Of course, you will feel a little hesitation before you ask someone for help. That’s human. That is just your six-ounce buddy the Amygdala watching out for you. My advice is: listen, say “Thank You”, and do it anyways.

When I wanted to create a mastermind group I just bit the bullet, phoned three people and asked. Of course, I felt a little hesitation before each call (I’d be worried if I didn’t), but you learn a lot by pushing through and making the call.

When I wanted to launch my year-long coaching program I just picked up the phone and started dialing. I started with people I knew and asked three simple questions: what content would serve you the most? Who do you know that would benefit from this? And are you interested in joining? Within three weeks the program was full.

What about for you?

What are you working on right now that could do with a little outside perspective (or maybe even a little dose of “What the hell were you thinking!??”)

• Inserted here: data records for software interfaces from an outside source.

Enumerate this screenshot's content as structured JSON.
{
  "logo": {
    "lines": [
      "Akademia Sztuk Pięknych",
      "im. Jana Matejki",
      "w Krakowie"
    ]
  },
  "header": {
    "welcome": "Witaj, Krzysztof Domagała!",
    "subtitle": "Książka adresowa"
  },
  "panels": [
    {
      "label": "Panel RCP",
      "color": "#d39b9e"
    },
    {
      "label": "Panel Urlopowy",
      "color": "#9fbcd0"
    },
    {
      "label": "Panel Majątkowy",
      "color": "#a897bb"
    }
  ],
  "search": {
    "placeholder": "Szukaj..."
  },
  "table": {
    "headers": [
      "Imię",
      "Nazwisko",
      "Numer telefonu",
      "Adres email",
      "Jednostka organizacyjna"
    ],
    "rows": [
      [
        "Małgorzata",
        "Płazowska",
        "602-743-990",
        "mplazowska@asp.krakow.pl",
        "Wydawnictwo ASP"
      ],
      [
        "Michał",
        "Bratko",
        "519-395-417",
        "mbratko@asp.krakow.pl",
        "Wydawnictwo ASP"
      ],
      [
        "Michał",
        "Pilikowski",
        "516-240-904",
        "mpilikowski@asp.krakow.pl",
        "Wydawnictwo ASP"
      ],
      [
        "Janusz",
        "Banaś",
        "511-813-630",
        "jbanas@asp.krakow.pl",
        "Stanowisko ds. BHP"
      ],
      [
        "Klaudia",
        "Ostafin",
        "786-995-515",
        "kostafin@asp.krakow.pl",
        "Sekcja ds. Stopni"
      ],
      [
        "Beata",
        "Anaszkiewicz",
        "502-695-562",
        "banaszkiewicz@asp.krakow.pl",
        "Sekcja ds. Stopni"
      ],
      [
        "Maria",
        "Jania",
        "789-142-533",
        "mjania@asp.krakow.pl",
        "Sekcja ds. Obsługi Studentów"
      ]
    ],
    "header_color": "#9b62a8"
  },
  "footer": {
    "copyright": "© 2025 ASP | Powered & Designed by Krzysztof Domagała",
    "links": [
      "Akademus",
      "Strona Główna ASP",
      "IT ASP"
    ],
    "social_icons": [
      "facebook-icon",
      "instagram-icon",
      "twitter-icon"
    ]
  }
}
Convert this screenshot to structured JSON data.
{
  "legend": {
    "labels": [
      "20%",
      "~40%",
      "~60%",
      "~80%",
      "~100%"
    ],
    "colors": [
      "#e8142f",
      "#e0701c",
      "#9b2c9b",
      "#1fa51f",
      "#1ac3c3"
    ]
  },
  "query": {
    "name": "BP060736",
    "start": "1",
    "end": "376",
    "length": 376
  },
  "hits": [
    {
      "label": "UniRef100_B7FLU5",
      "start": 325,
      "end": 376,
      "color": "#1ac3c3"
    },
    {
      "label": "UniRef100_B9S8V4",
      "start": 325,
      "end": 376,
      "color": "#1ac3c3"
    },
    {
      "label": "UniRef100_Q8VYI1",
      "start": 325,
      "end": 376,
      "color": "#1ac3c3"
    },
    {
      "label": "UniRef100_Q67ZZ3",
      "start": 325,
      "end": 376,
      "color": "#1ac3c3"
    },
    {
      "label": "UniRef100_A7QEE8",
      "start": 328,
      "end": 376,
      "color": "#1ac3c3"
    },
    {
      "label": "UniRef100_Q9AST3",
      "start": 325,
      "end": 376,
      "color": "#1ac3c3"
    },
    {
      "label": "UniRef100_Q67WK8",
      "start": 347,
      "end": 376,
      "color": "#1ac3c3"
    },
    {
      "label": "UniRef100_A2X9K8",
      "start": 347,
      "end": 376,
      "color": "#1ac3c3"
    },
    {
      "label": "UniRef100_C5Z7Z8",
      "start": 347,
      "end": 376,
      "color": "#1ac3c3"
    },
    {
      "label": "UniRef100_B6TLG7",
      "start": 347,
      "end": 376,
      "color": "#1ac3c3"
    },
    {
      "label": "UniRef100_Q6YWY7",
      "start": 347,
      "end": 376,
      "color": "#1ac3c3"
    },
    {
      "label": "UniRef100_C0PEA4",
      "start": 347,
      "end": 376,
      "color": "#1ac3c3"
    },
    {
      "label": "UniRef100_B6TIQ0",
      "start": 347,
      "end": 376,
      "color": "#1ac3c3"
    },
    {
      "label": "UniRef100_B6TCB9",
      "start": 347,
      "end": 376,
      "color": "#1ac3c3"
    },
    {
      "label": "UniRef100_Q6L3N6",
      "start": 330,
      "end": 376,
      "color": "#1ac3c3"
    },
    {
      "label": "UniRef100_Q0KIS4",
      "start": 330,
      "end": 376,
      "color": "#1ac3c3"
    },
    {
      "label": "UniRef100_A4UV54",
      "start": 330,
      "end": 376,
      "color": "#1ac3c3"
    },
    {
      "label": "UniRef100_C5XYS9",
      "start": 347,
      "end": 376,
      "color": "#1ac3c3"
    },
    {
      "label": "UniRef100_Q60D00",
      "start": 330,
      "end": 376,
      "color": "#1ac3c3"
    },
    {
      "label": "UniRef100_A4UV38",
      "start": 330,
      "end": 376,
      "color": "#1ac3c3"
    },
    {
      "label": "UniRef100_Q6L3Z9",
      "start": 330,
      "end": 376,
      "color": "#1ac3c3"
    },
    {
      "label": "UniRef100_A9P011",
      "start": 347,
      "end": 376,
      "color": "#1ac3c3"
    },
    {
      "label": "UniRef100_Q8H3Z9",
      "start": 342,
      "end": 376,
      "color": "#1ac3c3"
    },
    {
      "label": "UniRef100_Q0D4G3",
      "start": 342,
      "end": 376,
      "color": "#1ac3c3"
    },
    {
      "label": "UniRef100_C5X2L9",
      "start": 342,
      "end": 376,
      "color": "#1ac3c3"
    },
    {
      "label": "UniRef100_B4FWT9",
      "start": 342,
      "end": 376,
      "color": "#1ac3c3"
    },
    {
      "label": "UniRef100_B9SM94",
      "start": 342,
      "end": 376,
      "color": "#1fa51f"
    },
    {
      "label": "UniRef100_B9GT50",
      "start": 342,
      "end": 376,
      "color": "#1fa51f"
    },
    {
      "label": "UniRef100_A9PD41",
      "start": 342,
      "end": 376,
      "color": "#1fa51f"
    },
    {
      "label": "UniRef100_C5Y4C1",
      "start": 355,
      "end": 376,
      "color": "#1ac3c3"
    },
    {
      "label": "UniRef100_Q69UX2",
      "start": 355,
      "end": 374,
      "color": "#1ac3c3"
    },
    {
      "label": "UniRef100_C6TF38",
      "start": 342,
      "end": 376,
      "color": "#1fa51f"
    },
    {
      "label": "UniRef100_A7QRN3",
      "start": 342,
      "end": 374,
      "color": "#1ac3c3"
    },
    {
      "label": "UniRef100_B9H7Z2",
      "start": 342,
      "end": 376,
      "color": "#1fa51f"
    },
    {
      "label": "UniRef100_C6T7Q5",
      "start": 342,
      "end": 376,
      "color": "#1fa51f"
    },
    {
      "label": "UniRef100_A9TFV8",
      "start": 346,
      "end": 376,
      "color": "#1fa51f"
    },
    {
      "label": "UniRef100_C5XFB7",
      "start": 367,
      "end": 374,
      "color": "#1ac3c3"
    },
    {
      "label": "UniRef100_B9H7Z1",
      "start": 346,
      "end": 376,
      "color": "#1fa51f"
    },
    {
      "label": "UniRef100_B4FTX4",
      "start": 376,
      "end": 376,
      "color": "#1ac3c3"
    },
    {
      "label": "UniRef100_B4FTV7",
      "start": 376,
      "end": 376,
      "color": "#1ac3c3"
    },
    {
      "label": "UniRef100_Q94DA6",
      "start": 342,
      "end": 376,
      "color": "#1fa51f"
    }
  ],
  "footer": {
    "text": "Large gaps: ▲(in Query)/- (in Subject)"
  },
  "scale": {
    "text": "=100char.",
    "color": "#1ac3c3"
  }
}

  • If you have a book draft, call six people (Yes call – don’t email) and ask if they will read and review it.
  • If you need help with marketing get on a forum, LinkedIn or Facebook group and start asking for advice.
  • If you have a list, you can send a simple survey (Survey Monkey lets you ask up to 10 questions of 100 people for free).
  • If you have people in your community you want advice from, call or email and ask if they would meet for 30 minutes to share their journey. The approach that usually works for me is a request something like:

Dear Hugh,

I was just talking with  ########### and they spoke highly of the work you are doing. I’m new to the business and have lots of ideas. And I know I could learn a lot from you and your successes.

Can I buy you coffee either this Tuesday at 1:30 or Wednesday at 10:30 (I promise to keep the meeting to 30 minutes)?

Thanks and please let me know if either of those times work for you.

You will be surprised by how many people are willing to help. All you have to do is ask.